Cheryl Pegus, president of Cambia Consumer Health Solutions
Cheryl Pegus, M.D., has worn multiple hats at Pacific Northwest Blues insurer Cambia Health Solutions and currently serves as president of Cambia Consumer Health Solutions.
But later this month, she will depart the insurer to become executive vice president of health and wellness at Walmart, playing a key in the retail giant's ongoing push into the healthcare space. At Walmart, Pegus will spearhead expansion of the company's "bold healthcare vision."
In the role, Pegus will oversee 4,700 pharmacies, 3,700 vision centers, Walmart Health's clinics, digital health platforms and Walmart Insurance Services, the company's newly launched insurance brokerage.
At Cambia, she also played a key role in driving the insurers' response to the COVID-19 pandemic, and she was recently honored by Fierce Healthcare as one of our 2020 Women of Influence.
Rajeev Ronanki, chief digital officer at Anthem
Technology has proven critical in the face of COVID-19, both as demand for virtual care options skyrocketed and as the need for data to track the spread and impact of the virus grew.
At Anthem, Rajeev Ronanki and his team quickly joined up with artificial intelligence startup CloudMedx to launch C19 Explorer, an analytics tool that tracks and predicts the effects of COVID-19.
And it's available for free to public health officials and community leaders who need access to the data. Clients can also purchase a paid version of the platform that allows for more personalized analytics reports based on internal data that is uploaded into the system.
While the platform does include data on positive cases and mortality rates, it also examines the social determinants of health and other data sets to measure the impact of COVID-19 beyond merely physical health.

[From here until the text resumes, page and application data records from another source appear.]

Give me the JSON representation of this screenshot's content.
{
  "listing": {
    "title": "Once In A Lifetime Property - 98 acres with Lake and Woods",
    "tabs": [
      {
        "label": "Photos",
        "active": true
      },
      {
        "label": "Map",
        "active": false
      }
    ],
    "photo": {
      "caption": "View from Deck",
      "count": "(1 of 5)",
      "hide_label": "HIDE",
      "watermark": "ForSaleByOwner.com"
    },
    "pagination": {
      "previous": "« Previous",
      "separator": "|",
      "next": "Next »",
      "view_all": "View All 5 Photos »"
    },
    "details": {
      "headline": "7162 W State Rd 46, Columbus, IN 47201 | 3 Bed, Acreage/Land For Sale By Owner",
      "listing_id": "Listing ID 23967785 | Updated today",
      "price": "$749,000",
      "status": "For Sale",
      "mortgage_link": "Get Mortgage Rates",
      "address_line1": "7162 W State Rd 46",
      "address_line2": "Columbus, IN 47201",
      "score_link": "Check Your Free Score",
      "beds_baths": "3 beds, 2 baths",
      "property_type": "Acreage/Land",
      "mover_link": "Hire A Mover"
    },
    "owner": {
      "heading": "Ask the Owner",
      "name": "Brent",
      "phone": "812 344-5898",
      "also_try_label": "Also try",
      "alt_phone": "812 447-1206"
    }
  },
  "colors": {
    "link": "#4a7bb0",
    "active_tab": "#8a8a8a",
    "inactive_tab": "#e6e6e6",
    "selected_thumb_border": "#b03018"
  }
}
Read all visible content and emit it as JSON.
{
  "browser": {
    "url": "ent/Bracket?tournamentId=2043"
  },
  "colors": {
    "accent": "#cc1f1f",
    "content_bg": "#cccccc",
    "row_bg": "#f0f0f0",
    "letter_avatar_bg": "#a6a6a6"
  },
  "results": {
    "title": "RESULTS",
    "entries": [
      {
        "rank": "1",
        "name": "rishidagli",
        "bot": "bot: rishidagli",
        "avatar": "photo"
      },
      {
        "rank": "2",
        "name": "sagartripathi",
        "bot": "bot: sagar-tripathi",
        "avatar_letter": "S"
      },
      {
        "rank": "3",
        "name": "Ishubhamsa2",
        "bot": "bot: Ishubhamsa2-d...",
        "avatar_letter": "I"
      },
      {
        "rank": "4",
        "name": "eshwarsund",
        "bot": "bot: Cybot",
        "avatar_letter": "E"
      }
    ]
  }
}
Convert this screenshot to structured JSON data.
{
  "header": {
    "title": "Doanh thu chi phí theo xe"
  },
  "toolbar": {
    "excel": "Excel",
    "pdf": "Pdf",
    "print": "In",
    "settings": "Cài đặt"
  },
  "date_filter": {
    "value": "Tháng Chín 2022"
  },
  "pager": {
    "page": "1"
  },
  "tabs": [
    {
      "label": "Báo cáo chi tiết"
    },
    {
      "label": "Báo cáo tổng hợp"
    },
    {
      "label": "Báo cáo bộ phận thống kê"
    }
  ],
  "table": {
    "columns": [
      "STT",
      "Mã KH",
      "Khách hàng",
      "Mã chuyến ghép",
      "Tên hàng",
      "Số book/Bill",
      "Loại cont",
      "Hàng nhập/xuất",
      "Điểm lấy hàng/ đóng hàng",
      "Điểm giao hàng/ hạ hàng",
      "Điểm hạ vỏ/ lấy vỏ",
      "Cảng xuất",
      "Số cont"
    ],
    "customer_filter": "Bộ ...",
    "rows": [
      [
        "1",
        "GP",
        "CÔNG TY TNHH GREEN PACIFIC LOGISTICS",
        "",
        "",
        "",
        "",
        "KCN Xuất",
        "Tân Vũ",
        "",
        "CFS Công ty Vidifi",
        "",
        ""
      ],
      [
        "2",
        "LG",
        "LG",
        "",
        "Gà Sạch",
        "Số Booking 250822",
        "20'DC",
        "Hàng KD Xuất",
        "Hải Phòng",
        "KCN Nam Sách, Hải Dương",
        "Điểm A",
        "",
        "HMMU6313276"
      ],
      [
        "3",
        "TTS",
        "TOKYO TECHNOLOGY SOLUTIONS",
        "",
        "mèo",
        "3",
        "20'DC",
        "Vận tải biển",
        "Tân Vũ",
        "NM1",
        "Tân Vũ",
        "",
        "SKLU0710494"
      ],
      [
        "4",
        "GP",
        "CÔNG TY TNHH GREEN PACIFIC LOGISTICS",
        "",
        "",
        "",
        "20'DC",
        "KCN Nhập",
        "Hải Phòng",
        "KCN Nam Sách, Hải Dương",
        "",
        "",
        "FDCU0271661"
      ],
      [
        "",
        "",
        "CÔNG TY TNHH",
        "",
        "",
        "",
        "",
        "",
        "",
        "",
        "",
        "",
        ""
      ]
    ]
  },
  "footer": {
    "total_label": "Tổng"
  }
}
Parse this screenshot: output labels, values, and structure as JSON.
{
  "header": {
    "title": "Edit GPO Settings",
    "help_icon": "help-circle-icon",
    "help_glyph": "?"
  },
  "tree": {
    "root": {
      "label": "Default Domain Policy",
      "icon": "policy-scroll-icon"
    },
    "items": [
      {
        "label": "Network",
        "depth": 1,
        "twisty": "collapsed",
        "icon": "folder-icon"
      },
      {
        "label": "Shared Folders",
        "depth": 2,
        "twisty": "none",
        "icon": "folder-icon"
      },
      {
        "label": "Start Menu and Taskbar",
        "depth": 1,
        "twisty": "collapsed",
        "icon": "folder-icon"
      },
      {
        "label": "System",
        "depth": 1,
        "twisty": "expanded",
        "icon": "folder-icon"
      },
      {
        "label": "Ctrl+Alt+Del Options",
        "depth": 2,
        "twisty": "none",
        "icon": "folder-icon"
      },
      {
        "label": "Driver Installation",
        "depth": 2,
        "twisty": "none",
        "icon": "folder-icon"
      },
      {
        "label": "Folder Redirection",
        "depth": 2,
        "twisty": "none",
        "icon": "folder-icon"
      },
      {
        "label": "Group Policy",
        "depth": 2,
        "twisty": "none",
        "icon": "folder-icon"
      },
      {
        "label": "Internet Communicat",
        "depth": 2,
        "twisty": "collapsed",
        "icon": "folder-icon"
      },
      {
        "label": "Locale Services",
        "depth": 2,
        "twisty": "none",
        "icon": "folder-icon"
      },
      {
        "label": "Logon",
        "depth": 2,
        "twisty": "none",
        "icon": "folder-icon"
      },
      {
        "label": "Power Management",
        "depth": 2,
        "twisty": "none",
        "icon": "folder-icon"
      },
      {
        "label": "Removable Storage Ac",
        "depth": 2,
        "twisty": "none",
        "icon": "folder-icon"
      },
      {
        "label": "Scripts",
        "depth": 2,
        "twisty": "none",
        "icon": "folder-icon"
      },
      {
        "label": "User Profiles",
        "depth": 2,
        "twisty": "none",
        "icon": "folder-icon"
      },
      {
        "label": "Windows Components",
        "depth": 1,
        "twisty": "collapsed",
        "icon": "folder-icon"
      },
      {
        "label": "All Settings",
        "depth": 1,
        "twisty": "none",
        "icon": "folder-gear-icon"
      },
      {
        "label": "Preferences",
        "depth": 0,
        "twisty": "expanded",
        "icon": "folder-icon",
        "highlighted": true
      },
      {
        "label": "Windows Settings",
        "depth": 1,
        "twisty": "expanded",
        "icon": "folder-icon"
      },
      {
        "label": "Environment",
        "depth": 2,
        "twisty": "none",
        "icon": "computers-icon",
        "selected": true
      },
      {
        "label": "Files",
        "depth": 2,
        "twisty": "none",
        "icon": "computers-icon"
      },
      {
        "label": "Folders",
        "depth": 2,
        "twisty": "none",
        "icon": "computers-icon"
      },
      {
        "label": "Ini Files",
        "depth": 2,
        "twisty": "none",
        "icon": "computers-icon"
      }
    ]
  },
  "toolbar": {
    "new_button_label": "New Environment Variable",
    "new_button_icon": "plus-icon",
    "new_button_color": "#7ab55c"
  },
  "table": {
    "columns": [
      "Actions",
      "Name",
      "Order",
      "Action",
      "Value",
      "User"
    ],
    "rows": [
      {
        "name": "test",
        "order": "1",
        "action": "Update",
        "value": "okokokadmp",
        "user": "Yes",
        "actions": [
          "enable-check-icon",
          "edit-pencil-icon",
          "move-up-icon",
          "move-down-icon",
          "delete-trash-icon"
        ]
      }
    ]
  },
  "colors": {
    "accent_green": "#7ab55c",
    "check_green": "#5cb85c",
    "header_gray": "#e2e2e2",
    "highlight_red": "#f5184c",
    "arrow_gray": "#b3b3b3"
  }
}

Mike Mikan, president and CEO of Bright Health
Startup insurer Bright Health has made a notable splash in the market with its growing geographic reach and significant venture capital backing.
The company most recently closed a $500 million funding round, bringing total investment in the company to over $1.5 billion since early 2016.
In addition, Bright Health also announced plans to acquire Brand New Day Health Plan, expanding its footprint in Medicare Advantage. Financial terms were not disclosed, but leaders at both companies said that the deal would allow for a combination of Bright Health's tech-enabled approach and Brand New Day's local and community ties.
The company operates in 43 markets across 13 states and brings in $1.2 billion in annual revenue.